The use of nuclear energy carries with it the obligation, for both producer and consumer countries, to provide specific legislation in response to the past, present and future requirements of nuclear energy. There are many nuclear laws, and as can be seen from this study of the 25 NEA countries, they vary greatly. This analytical study gives a global, quick and systematic picture of the nuclear legislation of each country.

This publication is intended for all those with an interest in nuclear law, and for the first time offers them an excellent collection of information covering the institutional framework for nuclear energy in each country, together with the main sectors of nuclear energy, including mining regimes, trade in nuclear materials and equipment, radioactive waste management, radiation protection, etc.

The publication is presented in the form of a loose leaf binder, facilitating annual updates and the introduction of sections concerning the legislation in any new Member countries.

News Media Contact: Jacques de la Ferte - (33-1) 45 24 10 10

"Nuclear Legislation - Analytical Study: Regulatory and Institutional Framework for Nuclear Activities" OECD, Paris 1995,
ISBN 92-64-14586-9
France only: FF780 - All other countries: FF935; US$190;
DM267 (with free 1996 update)
Available from the OECD Publications Distributors - see attached list.
Please quote title and reference in any review


Paris, 9 February 1996
(Just published)

THE NEA ANALYSES LESSONS FROM AN INTERNATIONAL NUCLEAR EMERGENCY EXERCISE

Since the accident at Three Mile Island in 1979, many countries have strived to improve their emergency planning, preparedness and management programmes for nuclear accidents. The accident at Chernobyl in 1986 highlighted the importance of the international and transborder aspects of these accidents. The OECD Nuclear Energy Agency has just published a new report with the lessons from an international nuclear emergency exercise intended to improve international co-operation and co-ordination in case of nuclear accidents (INEX 1).
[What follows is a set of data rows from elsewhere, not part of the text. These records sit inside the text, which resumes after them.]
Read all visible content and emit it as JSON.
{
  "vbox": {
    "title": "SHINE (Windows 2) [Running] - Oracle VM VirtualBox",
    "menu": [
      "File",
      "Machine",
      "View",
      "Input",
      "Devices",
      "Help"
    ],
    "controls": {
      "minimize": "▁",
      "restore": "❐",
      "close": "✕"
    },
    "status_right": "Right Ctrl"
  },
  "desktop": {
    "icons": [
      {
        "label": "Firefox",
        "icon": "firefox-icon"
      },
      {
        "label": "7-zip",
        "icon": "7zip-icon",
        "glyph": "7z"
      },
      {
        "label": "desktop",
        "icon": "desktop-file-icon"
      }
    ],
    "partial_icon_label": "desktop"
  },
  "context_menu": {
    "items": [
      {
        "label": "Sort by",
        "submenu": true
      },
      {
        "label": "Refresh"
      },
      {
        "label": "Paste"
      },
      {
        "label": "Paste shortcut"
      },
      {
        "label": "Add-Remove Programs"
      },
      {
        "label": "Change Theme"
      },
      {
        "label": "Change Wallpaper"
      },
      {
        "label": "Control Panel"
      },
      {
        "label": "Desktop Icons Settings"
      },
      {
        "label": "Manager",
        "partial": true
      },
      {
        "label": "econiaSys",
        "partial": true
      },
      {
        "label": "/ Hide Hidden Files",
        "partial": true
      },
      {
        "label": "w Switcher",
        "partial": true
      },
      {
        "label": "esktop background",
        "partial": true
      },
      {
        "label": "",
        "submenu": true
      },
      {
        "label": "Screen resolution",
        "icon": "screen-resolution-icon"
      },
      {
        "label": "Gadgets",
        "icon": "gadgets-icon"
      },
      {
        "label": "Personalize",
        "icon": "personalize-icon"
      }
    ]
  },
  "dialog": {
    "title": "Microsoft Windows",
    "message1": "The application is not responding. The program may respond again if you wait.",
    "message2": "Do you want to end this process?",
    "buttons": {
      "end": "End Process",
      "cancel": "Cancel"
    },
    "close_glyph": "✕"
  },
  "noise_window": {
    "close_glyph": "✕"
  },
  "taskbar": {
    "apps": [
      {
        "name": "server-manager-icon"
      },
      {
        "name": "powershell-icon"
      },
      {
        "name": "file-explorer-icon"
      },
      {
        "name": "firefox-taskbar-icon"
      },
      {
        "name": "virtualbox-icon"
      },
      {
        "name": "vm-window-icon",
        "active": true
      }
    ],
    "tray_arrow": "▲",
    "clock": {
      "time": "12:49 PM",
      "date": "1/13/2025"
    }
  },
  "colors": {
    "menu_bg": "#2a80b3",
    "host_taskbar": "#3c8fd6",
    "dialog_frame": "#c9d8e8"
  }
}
The specific objectives of INEX 1 were:

News Media Contact: Jacques de la Ferte - (33-1) 45 24 10 10

This report presents a brief history of the events leading up to INEX 1, describes the exercise in detail, and provides an in- depth analysis of the results, experiences and lessons learned form it. Recommendations for future work in the area of international exercises are provided, as well as all background material necessary for running the INEX 1 exercise again as part of an ongoing training programme.

"INEX 1 - An International Nuclear Emergency Exercise" OECD, Paris 1995
France only: FF 320 - All other countries: FF 400; US$ 80; DM 115
ISBN 92-64-14560-5
Available from the OECD Publications Distributors - see attached list.

Please quote title and reference in any review